When we consider that this is done visually and as Marian Meyers states in Mediated Women: Representations in popular culture, images work “cumulatively and unconsciously to create and reinforce a particular worldview or ideology that shapes our perspectives and beliefs about the world and ourselves” (3) it becomes important for us as sociologists to consider what effects these images are having. Which worldviews or ideologies are shaping our beliefs through these works? We spend all day looking at things but spend very little time considering how these things affect us. And not just in terms of surface reactions, unconsciously too. Unless, of course, you are studying body image in which case you probably think about it a lot, but that’s important too, because we are inundated with images all day every day and so long as we continue to live in a visual society, it is our duty as sociologists to consider exactly what it is we are looking at.
Howarth, G. (2010). Death & Dying A Sociological Introduction. Cambridge: Polity Press
Knowles, C. and Sweetman, P. ed., (2018). Picturing The Social Landscape: Visual Methods and The Sociological Imagination. Abingdon: Routledge
Meyers, M. (2008). Mediated Women: Representations in popular culture. Cresskill, N.J.: Hampton Press
Penfold-Mounce, R. (2015). Corpses, popular culture and forensic science: public obsession with death. Mortality, [online] 21(1), pp.19-35. Available at: https://www.tandfonline.com/doi/full/10.1080/13576275.2015.1026887?scroll=top&needAccess=true&instName=University+of+York [Accessed 1 Jul. 2018]
Sturken, M. and Cartwright, L. (2002). Practices of looking. Oxford: Oxford University Press

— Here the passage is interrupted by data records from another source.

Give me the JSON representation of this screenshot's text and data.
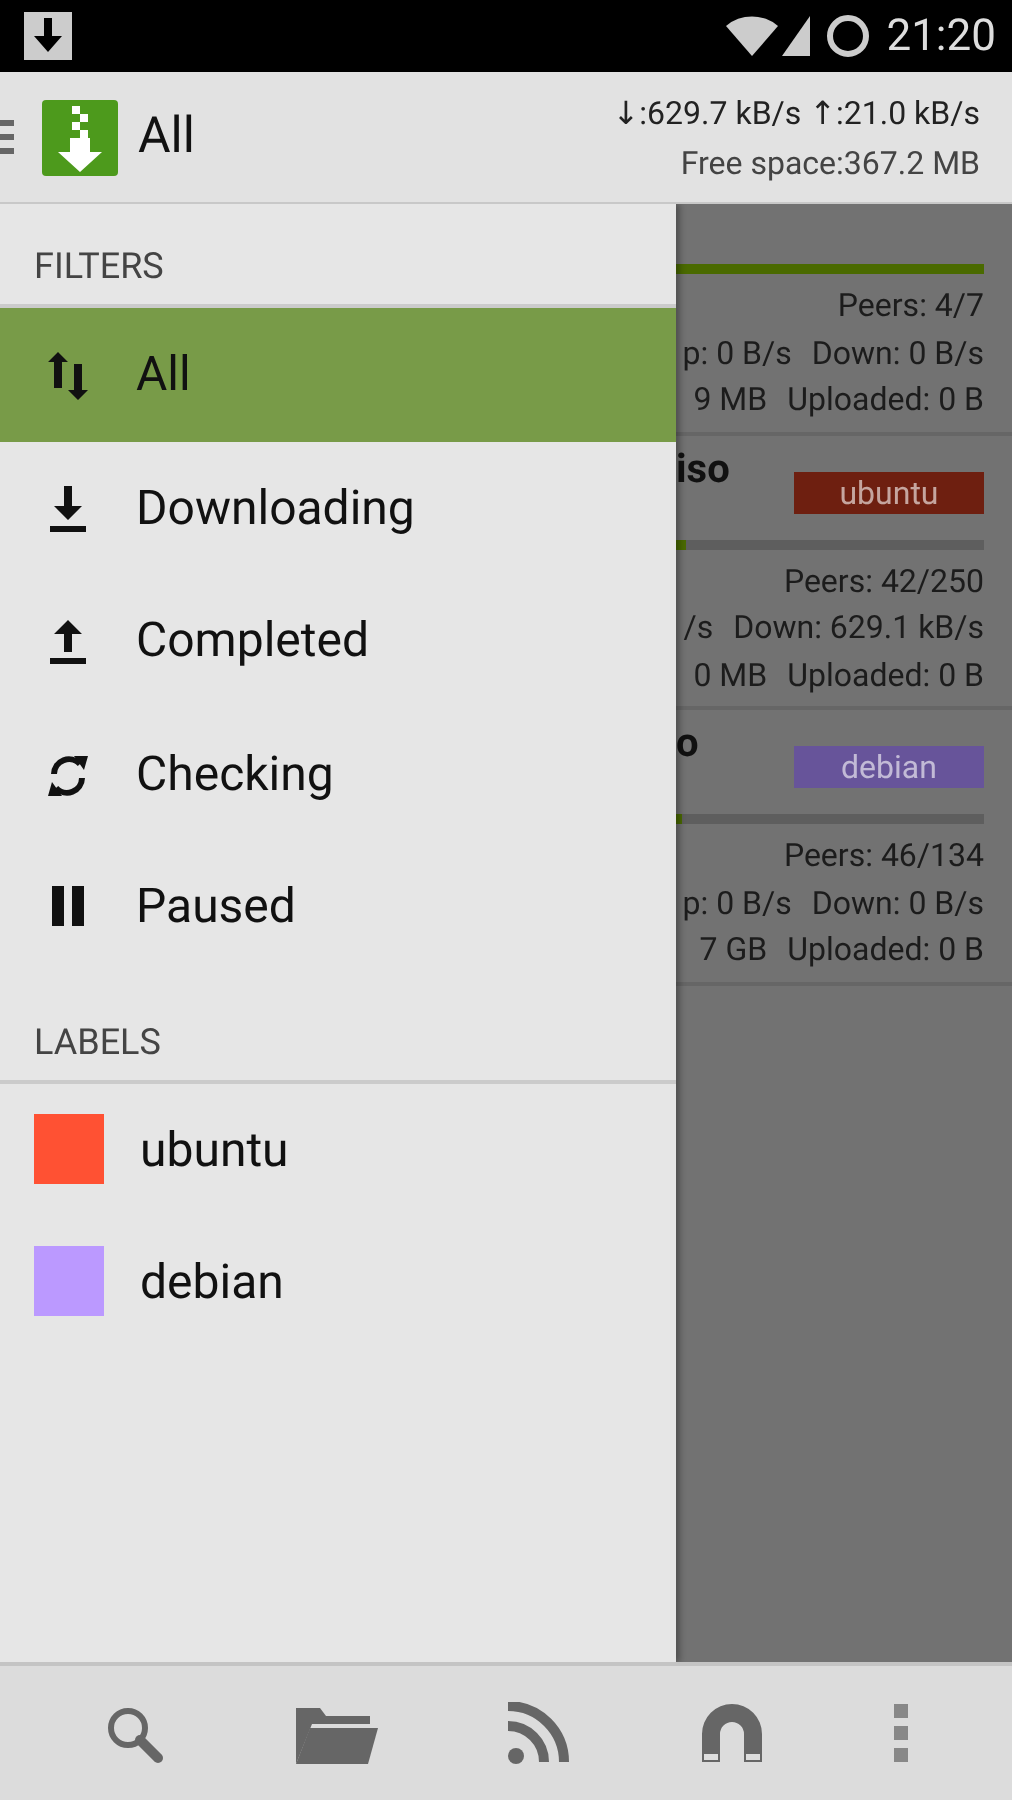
{
  "status_bar": {
    "time": "21:20"
  },
  "action_bar": {
    "title": "All",
    "speeds": "↓:629.7 kB/s ↑:21.0 kB/s",
    "free_space": "Free space:367.2 MB"
  },
  "drawer": {
    "filters_header": "FILTERS",
    "filters": [
      {
        "label": "All",
        "kind": "all",
        "selected": true
      },
      {
        "label": "Downloading",
        "kind": "downloading",
        "selected": false
      },
      {
        "label": "Completed",
        "kind": "completed",
        "selected": false
      },
      {
        "label": "Checking",
        "kind": "checking",
        "selected": false
      },
      {
        "label": "Paused",
        "kind": "paused",
        "selected": false
      }
    ],
    "labels_header": "LABELS",
    "labels": [
      {
        "label": "ubuntu",
        "color": "#ff5133"
      },
      {
        "label": "debian",
        "color": "#bb99ff"
      }
    ]
  },
  "torrents": [
    {
      "level": 1,
      "peers": "Peers: 4/7",
      "up": "p: 0 B/s",
      "down": "Down: 0 B/s",
      "size": "9 MB",
      "uploaded": "Uploaded: 0 B"
    },
    {
      "name": "iso",
      "tag": {
        "text": "ubuntu",
        "color": "#6e1f10"
      },
      "level": 0.03,
      "peers": "Peers: 42/250",
      "up": "/s",
      "down": "Down: 629.1 kB/s",
      "size": "0 MB",
      "uploaded": "Uploaded: 0 B"
    },
    {
      "name": "o",
      "tag": {
        "text": "debian",
        "color": "#67549a"
      },
      "level": 0.02,
      "peers": "Peers: 46/134",
      "up": "p: 0 B/s",
      "down": "Down: 0 B/s",
      "size": "7 GB",
      "uploaded": "Uploaded: 0 B"
    }
  ],
  "bottom_bar": {
    "buttons": [
      {
        "kind": "search"
      },
      {
        "kind": "folder"
      },
      {
        "kind": "rss"
      },
      {
        "kind": "magnet"
      },
      {
        "kind": "more"
      }
    ]
  }
}
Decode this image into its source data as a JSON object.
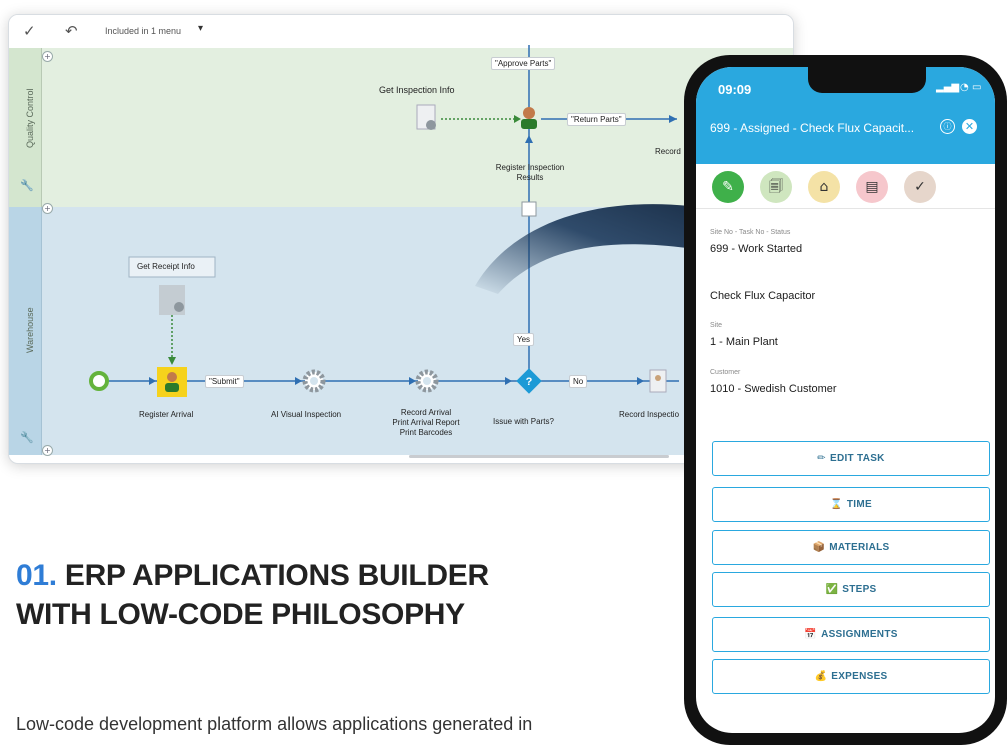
{
  "workflow": {
    "toolbar": {
      "included_label": "Included in 1 menu"
    },
    "lanes": {
      "quality_control": "Quality Control",
      "warehouse": "Warehouse"
    },
    "nodes": {
      "get_inspection_info": "Get Inspection Info",
      "register_inspection_results": "Register Inspection Results",
      "record": "Record",
      "get_receipt_info": "Get Receipt Info",
      "register_arrival": "Register Arrival",
      "ai_visual_inspection": "AI Visual Inspection",
      "record_arrival_1": "Record Arrival",
      "record_arrival_2": "Print Arrival Report",
      "record_arrival_3": "Print Barcodes",
      "issue_with_parts": "Issue with Parts?",
      "record_inspection": "Record Inspectio"
    },
    "flows": {
      "approve_parts": "\"Approve Parts\"",
      "return_parts": "\"Return Parts\"",
      "submit": "\"Submit\"",
      "yes": "Yes",
      "no": "No"
    }
  },
  "heading": {
    "number": "01.",
    "title": "ERP APPLICATIONS BUILDER WITH LOW-CODE PHILOSOPHY"
  },
  "subtext": "Low-code development platform allows applications generated in",
  "phone": {
    "time": "09:09",
    "title": "699 - Assigned - Check Flux Capacit...",
    "fields": [
      {
        "label": "Site No - Task No - Status",
        "value": "699 - Work Started"
      },
      {
        "label": "",
        "value": "Check Flux Capacitor"
      },
      {
        "label": "Site",
        "value": "1 - Main Plant"
      },
      {
        "label": "Customer",
        "value": "1010 - Swedish Customer"
      }
    ],
    "buttons": [
      {
        "icon": "✏",
        "label": "EDIT TASK"
      },
      {
        "icon": "⌛",
        "label": "TIME"
      },
      {
        "icon": "📦",
        "label": "MATERIALS"
      },
      {
        "icon": "✅",
        "label": "STEPS"
      },
      {
        "icon": "📅",
        "label": "ASSIGNMENTS"
      },
      {
        "icon": "💰",
        "label": "EXPENSES"
      }
    ]
  },
  "colors": {
    "accent": "#2f7dd6",
    "app_header": "#2aa8df",
    "start_node": "#64b33c"
  }
}
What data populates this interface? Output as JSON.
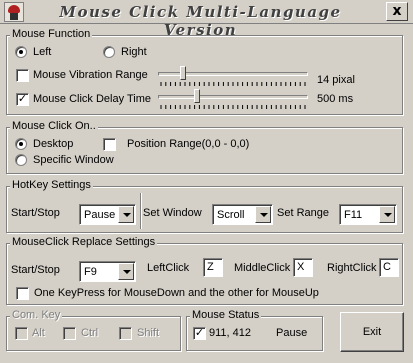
{
  "window": {
    "title": "Mouse Click Multi-Language Version",
    "close_label": "x"
  },
  "mouse_function": {
    "legend": "Mouse Function",
    "left_label": "Left",
    "left_selected": true,
    "right_label": "Right",
    "right_selected": false,
    "vibration": {
      "label": "Mouse Vibration Range",
      "checked": false,
      "value": "14 pixal",
      "slider_fraction": 0.15
    },
    "delay": {
      "label": "Mouse Click Delay Time",
      "checked": true,
      "value": "500 ms",
      "slider_fraction": 0.25
    }
  },
  "mouse_click_on": {
    "legend": "Mouse Click On..",
    "desktop_label": "Desktop",
    "desktop_selected": true,
    "specific_window_label": "Specific Window",
    "specific_window_selected": false,
    "position_range_label": "Position Range(0,0 - 0,0)",
    "position_range_checked": false
  },
  "hotkey": {
    "legend": "HotKey Settings",
    "start_stop_label": "Start/Stop",
    "start_stop_value": "Pause",
    "set_window_label": "Set Window",
    "set_window_value": "Scroll",
    "set_range_label": "Set Range",
    "set_range_value": "F11"
  },
  "replace": {
    "legend": "MouseClick Replace Settings",
    "start_stop_label": "Start/Stop",
    "start_stop_value": "F9",
    "leftclick_label": "LeftClick",
    "leftclick_value": "Z",
    "middleclick_label": "MiddleClick",
    "middleclick_value": "X",
    "rightclick_label": "RightClick",
    "rightclick_value": "C",
    "one_keypress_label": "One KeyPress for MouseDown and the other for MouseUp",
    "one_keypress_checked": false
  },
  "com_key": {
    "legend": "Com. Key",
    "alt": "Alt",
    "ctrl": "Ctrl",
    "shift": "Shift"
  },
  "mouse_status": {
    "legend": "Mouse Status",
    "coords": "911, 412",
    "coords_checked": true,
    "state": "Pause"
  },
  "exit_label": "Exit",
  "colors": {
    "face": "#d4d0c8",
    "shadow": "#808080",
    "highlight": "#ffffff",
    "dark": "#404040"
  }
}
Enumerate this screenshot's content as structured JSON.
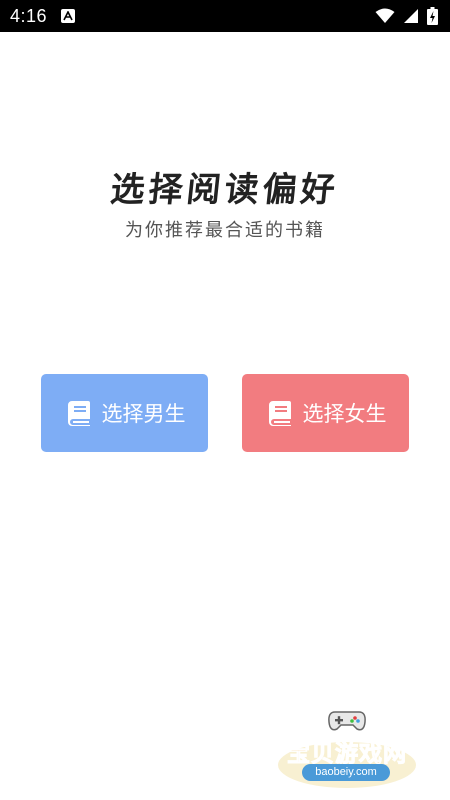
{
  "status_bar": {
    "time": "4:16",
    "icons": [
      "notification-a-icon",
      "wifi-icon",
      "signal-icon",
      "battery-icon"
    ]
  },
  "header": {
    "title": "选择阅读偏好",
    "subtitle": "为你推荐最合适的书籍"
  },
  "choices": [
    {
      "label": "选择男生",
      "icon": "book-icon",
      "color": "#7eadf5"
    },
    {
      "label": "选择女生",
      "icon": "book-icon",
      "color": "#f27c80"
    }
  ],
  "watermark": {
    "name": "宝贝游戏网",
    "url": "baobeiy.com",
    "icon": "gamepad-icon",
    "color": "#f0a020"
  }
}
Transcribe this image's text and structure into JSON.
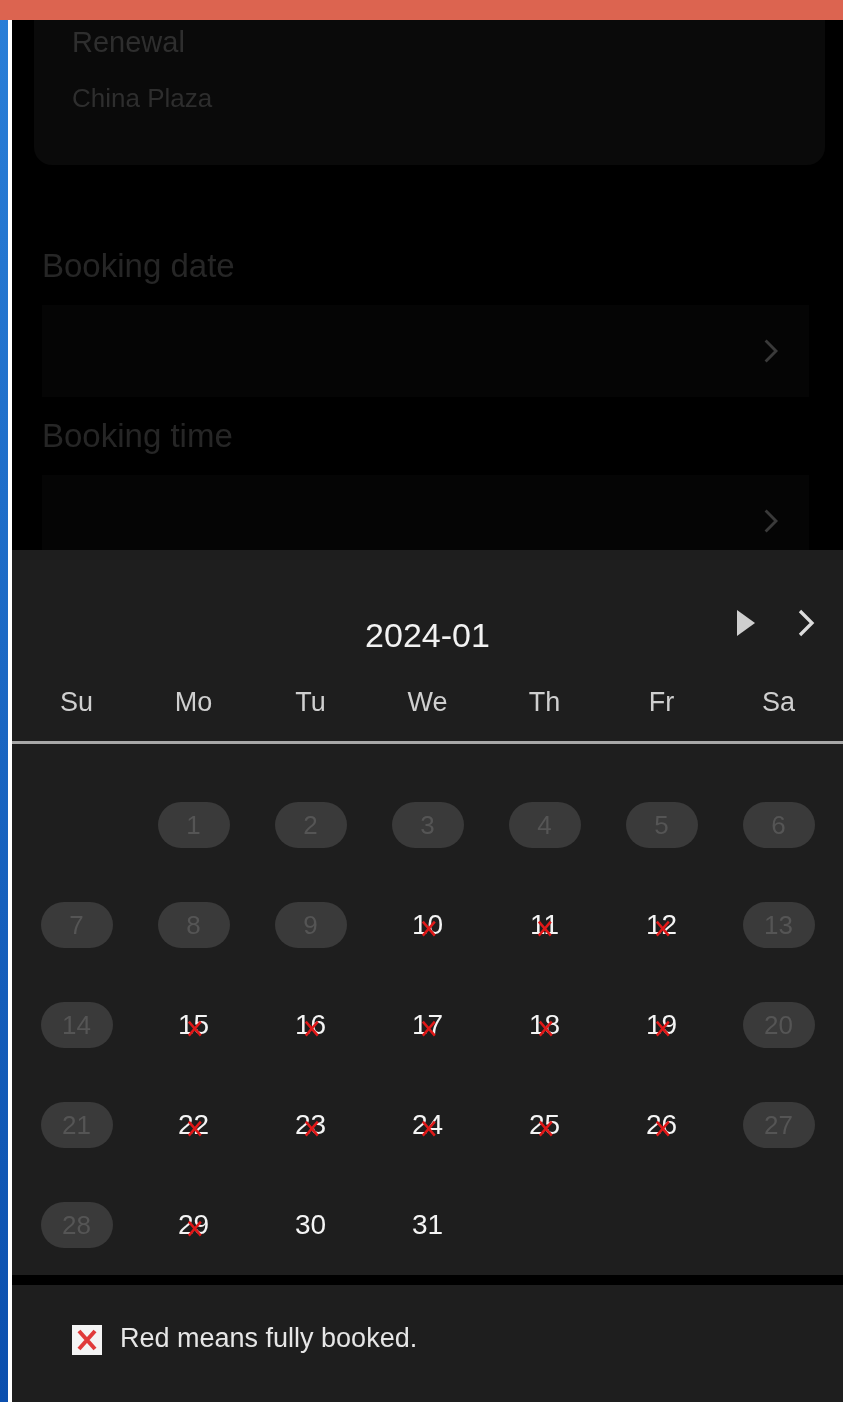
{
  "background_form": {
    "service": "Renewal",
    "location": "China Plaza",
    "fields": [
      {
        "label": "Booking date"
      },
      {
        "label": "Booking time"
      }
    ]
  },
  "calendar": {
    "month": "2024-01",
    "weekdays": [
      "Su",
      "Mo",
      "Tu",
      "We",
      "Th",
      "Fr",
      "Sa"
    ],
    "days": [
      {
        "label": "1",
        "kind": "disabled"
      },
      {
        "label": "2",
        "kind": "disabled"
      },
      {
        "label": "3",
        "kind": "disabled"
      },
      {
        "label": "4",
        "kind": "disabled"
      },
      {
        "label": "5",
        "kind": "disabled"
      },
      {
        "label": "6",
        "kind": "disabled"
      },
      {
        "label": "7",
        "kind": "disabled"
      },
      {
        "label": "8",
        "kind": "disabled"
      },
      {
        "label": "9",
        "kind": "disabled"
      },
      {
        "label": "10",
        "kind": "booked"
      },
      {
        "label": "11",
        "kind": "booked"
      },
      {
        "label": "12",
        "kind": "booked"
      },
      {
        "label": "13",
        "kind": "disabled"
      },
      {
        "label": "14",
        "kind": "disabled"
      },
      {
        "label": "15",
        "kind": "booked"
      },
      {
        "label": "16",
        "kind": "booked"
      },
      {
        "label": "17",
        "kind": "booked"
      },
      {
        "label": "18",
        "kind": "booked"
      },
      {
        "label": "19",
        "kind": "booked"
      },
      {
        "label": "20",
        "kind": "disabled"
      },
      {
        "label": "21",
        "kind": "disabled"
      },
      {
        "label": "22",
        "kind": "booked"
      },
      {
        "label": "23",
        "kind": "booked"
      },
      {
        "label": "24",
        "kind": "booked"
      },
      {
        "label": "25",
        "kind": "booked"
      },
      {
        "label": "26",
        "kind": "booked"
      },
      {
        "label": "27",
        "kind": "disabled"
      },
      {
        "label": "28",
        "kind": "disabled"
      },
      {
        "label": "29",
        "kind": "booked"
      },
      {
        "label": "30",
        "kind": "available"
      },
      {
        "label": "31",
        "kind": "available"
      }
    ]
  },
  "legend": {
    "text": "Red means fully booked."
  }
}
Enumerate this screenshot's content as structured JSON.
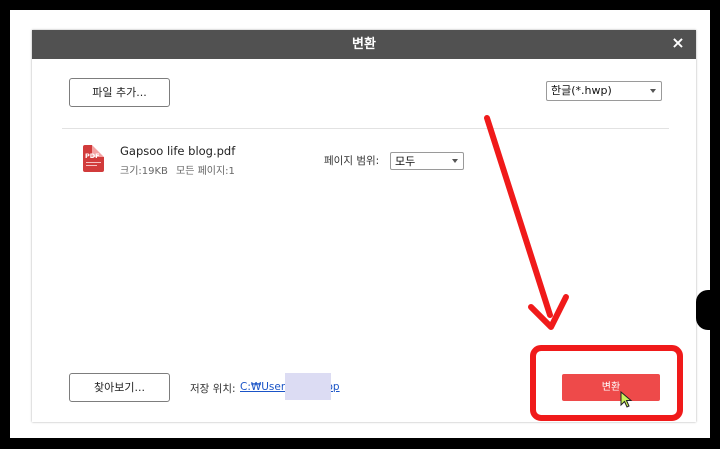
{
  "dialog": {
    "title": "변환",
    "close_symbol": "×"
  },
  "toolbar": {
    "add_file_label": "파일 추가..."
  },
  "format_select": {
    "value": "한글(*.hwp)"
  },
  "file_item": {
    "icon_text": "PDF",
    "name": "Gapsoo life blog.pdf",
    "size": "크기:19KB",
    "pages": "모든 페이지:1",
    "range_label": "페이지 범위:",
    "range_value": "모두"
  },
  "footer": {
    "browse_label": "찾아보기...",
    "save_label": "저장 위치:",
    "save_path": "C:₩Users₩                esktop",
    "convert_label": "변환"
  },
  "icons": {
    "close": "close-icon",
    "pdf": "pdf-file-icon",
    "dropdown": "chevron-down-icon",
    "cursor": "mouse-cursor-icon"
  },
  "colors": {
    "titlebar": "#515151",
    "convert_button": "#ee4a4a",
    "annotation": "#f01a1a",
    "link": "#1a54c7"
  }
}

Walter, T. (1994). The Revival of Death. London: Routledge
Essay adapted from a paper delivered at Death and Culture II, 2018.